The development of the assembly line is considered to be one of the most important milestones in automotive history. The idea of an assembly line was first developed in the late 19th century, when industrialists began to recognize the potential efficiency of having workers specialize in a specific task, rather than a single individual producing an entire product. The concept of the assembly line was first realized by American inventor Ransom Olds in 1901, who used it to produce his Oldsmobile.
Olds’ assembly line consisted of three major elements: conveyor belts, a power source, and interlocking parts. The conveyor belts were driven by a small steam engine, which allowed for continuous production and increased efficiency. Workers were assigned to specific stations along the line, where they performed a single task over and over again. The interlocking parts allowed for easy assembly, as each piece fit together seamlessly. This system allowed for much faster production rates than ever before.
The assembly line revolutionized the automotive industry, allowing for cars to be produced faster and more efficiently. It also had a profound effect on industrial production as a whole, inspiring the use of assembly lines in factories all around the world. Today, the assembly line remains one of the cornerstones of modern automotive production.
The modern car
The modern car has evolved significantly since its early beginnings. Today’s cars have come a long way in terms of safety, comfort, and performance. Over the past century, countless innovations have been made to automotive technology, such as the introduction of power steering, airbags, and anti-lock brakes. In addition, advancements in engines and materials have made cars more efficient and durable.
In recent decades, electric cars have become increasingly popular due to their environmentally friendly design.

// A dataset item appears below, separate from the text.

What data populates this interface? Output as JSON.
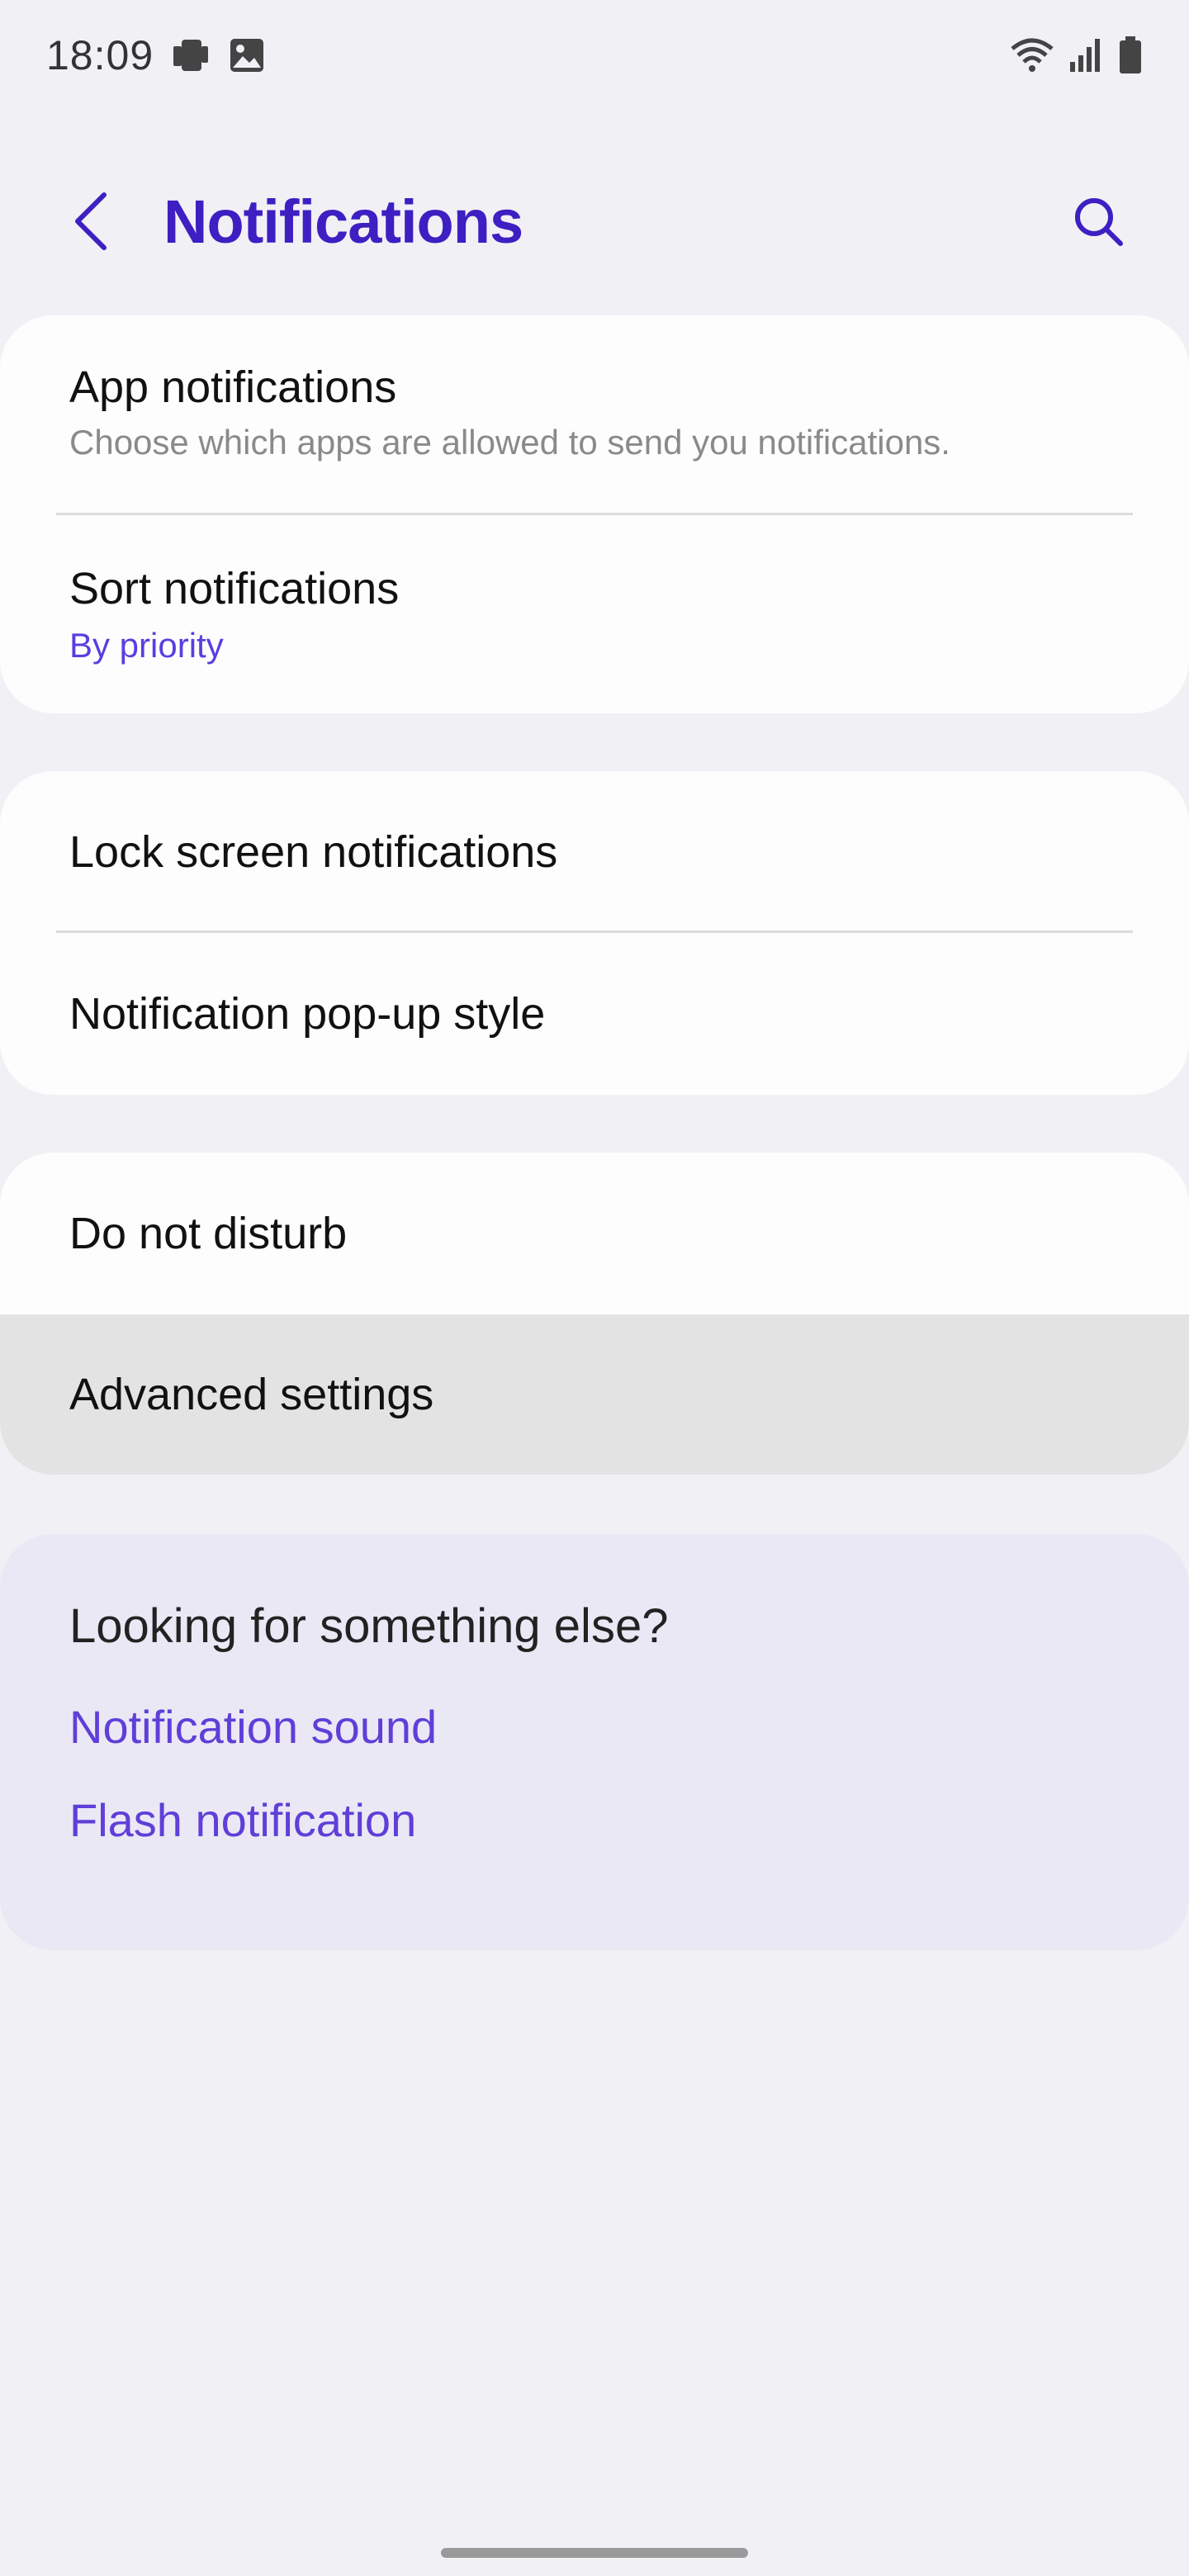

These cars typically use a battery or fuel cell to generate electricity and eliminate the need for fossil fuels. Electric cars can be recharged at home or at charging stations and are often cheaper to maintain than gas-powered vehicles.
Cars have also become connected devices, allowing drivers to access data from their vehicle’s computer system or from other connected devices such as smartphones or tablets. This connectivity allows drivers to check diagnostic data and monitor their car’s performance while on the go.
Advances in car design have also made them more attractive to consumers.
Designers have worked to create cars that are more aesthetically pleasing and that cater to an individual’s taste. From luxury vehicles to off-road trucks, there is something for everyone when it comes to finding the perfect car.
As technology continues to evolve, so will the automotive industry. Cars will become more efficient and feature even more advanced technology that will revolutionize the way we drive.